- +Jeff Weiss good choice. But I like my Kinesis advantage keyboard with Programmer Dvorak and Emacs with remapping keys. One thing is certain Qwerty it's evil.Feb 13, 2014
- , qwerty isn't evil (I was told as much by the MD of Maltron many years ago, and he's right). It slows typists down compared to better layouts, but is not a primary cause of RSI, though it doesn't help it. The shape of the keyboard is the bad part: the requirement to stretch your fingers when you move off the home row (because of the diagonal layout and the lack of contouring) is horrible for the tendons.
I still use my Maltron's qwerty layout (I didn't want to relearn that much just to speed up typing English when the majority of my typing isn't English anyway, but code). My RSI has vanished nonetheless.
The ErgoDox, I note, appears to be uncontoured (if bipartite), an interesting test-case for this.Feb 14, 2014
- Always on a lookout for a more efficient layout. Technomancy started something new here: https://github.com/technomancy/atreusFeb 14, 2014
- Great discussion. I went directly to the Norman layout on both of my ergodoxen, but continue with qwerty on normal keyboards. It seems to work out fine.Feb 14, 2014
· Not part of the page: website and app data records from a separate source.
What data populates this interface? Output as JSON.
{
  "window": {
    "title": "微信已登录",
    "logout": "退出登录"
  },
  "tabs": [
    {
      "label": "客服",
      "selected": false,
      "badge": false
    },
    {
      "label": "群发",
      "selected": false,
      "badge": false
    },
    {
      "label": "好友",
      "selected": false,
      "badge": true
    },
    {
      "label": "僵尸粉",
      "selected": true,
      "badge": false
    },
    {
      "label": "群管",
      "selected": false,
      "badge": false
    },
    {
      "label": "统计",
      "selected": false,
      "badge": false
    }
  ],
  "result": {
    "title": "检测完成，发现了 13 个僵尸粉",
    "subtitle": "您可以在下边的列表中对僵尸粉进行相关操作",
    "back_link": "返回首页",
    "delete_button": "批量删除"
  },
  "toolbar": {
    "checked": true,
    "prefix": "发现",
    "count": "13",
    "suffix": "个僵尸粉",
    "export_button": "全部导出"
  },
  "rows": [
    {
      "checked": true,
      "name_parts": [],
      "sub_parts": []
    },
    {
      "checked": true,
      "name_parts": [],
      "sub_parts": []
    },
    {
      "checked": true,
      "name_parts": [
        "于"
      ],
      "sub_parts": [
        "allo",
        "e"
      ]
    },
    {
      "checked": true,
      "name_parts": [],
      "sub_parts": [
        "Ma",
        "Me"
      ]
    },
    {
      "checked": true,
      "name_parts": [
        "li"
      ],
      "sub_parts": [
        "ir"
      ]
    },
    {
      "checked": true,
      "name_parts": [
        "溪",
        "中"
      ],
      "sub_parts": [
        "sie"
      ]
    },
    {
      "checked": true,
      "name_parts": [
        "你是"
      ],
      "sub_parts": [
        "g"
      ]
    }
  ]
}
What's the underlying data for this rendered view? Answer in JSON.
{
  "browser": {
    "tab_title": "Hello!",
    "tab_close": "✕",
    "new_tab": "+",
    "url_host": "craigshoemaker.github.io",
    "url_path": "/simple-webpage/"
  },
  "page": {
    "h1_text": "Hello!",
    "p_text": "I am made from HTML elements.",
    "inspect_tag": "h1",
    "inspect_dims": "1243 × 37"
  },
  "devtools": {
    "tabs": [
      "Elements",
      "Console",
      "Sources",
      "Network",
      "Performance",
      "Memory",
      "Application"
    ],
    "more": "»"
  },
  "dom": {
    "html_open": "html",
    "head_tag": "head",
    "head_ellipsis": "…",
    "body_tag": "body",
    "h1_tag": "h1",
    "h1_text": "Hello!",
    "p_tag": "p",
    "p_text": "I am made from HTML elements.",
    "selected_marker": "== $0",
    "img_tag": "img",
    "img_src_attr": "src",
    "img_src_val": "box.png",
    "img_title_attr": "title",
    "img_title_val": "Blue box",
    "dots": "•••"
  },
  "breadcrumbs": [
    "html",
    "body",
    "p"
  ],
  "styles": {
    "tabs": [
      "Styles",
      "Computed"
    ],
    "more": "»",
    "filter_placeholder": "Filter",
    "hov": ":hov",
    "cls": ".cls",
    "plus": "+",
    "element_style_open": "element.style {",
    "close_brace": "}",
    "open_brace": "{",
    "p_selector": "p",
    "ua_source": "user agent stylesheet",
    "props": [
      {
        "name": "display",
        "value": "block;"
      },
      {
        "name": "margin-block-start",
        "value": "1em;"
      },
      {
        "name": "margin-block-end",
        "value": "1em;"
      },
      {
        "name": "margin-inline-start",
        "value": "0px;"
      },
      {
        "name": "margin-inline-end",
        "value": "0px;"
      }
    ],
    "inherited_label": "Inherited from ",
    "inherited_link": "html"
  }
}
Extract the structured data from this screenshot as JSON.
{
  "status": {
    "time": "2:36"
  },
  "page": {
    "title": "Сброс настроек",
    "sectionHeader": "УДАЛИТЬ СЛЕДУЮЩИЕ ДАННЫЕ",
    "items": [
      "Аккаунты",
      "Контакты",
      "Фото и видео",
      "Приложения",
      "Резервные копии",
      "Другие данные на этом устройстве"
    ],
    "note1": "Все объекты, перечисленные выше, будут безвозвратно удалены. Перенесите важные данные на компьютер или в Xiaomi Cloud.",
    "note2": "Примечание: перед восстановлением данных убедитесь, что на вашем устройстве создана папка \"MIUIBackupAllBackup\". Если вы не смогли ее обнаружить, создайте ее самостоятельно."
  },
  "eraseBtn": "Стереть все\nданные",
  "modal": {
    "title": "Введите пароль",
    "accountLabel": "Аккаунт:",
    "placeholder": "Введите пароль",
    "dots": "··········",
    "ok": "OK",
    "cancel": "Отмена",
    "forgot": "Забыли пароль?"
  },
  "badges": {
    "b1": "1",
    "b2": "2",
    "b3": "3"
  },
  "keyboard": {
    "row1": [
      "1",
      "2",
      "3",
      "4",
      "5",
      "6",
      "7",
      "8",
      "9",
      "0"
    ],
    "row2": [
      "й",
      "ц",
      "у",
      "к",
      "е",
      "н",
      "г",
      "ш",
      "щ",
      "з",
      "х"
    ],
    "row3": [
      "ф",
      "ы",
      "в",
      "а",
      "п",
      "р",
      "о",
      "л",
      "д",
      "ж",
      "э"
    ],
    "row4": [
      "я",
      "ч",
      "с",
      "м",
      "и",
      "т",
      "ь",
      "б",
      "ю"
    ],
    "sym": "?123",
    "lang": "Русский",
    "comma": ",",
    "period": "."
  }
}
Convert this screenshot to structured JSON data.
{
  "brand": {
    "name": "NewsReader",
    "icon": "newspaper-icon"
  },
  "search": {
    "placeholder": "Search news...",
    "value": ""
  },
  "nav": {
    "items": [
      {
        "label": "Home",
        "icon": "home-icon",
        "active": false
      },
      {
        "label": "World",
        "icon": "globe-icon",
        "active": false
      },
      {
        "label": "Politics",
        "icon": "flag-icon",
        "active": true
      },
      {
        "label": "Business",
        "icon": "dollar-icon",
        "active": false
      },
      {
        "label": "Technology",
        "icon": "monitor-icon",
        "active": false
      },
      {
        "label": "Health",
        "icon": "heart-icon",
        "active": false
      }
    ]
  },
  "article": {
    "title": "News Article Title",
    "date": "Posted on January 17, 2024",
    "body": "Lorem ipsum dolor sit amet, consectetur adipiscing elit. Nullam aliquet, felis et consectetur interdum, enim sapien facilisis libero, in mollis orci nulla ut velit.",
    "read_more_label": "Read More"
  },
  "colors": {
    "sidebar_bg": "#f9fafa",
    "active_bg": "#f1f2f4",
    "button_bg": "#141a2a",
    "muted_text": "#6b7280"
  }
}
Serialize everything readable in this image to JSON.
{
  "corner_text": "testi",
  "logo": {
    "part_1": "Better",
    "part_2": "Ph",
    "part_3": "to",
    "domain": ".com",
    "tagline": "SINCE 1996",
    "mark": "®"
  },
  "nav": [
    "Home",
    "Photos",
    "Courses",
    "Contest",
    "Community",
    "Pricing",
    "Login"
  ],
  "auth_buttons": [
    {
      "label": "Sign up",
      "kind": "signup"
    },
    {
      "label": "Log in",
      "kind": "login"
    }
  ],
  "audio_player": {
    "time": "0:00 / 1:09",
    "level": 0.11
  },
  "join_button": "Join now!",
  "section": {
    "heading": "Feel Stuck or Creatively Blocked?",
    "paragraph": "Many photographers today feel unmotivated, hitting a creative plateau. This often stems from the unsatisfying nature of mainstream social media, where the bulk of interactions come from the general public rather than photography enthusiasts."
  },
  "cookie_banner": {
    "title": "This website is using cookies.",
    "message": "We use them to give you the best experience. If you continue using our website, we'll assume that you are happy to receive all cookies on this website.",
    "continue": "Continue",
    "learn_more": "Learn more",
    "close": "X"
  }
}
- Switching between QWERTY and Norman is not a problem for you? Was it always like that, or is it the result of consistent amount of time on QWERTY?Mar 2, 2014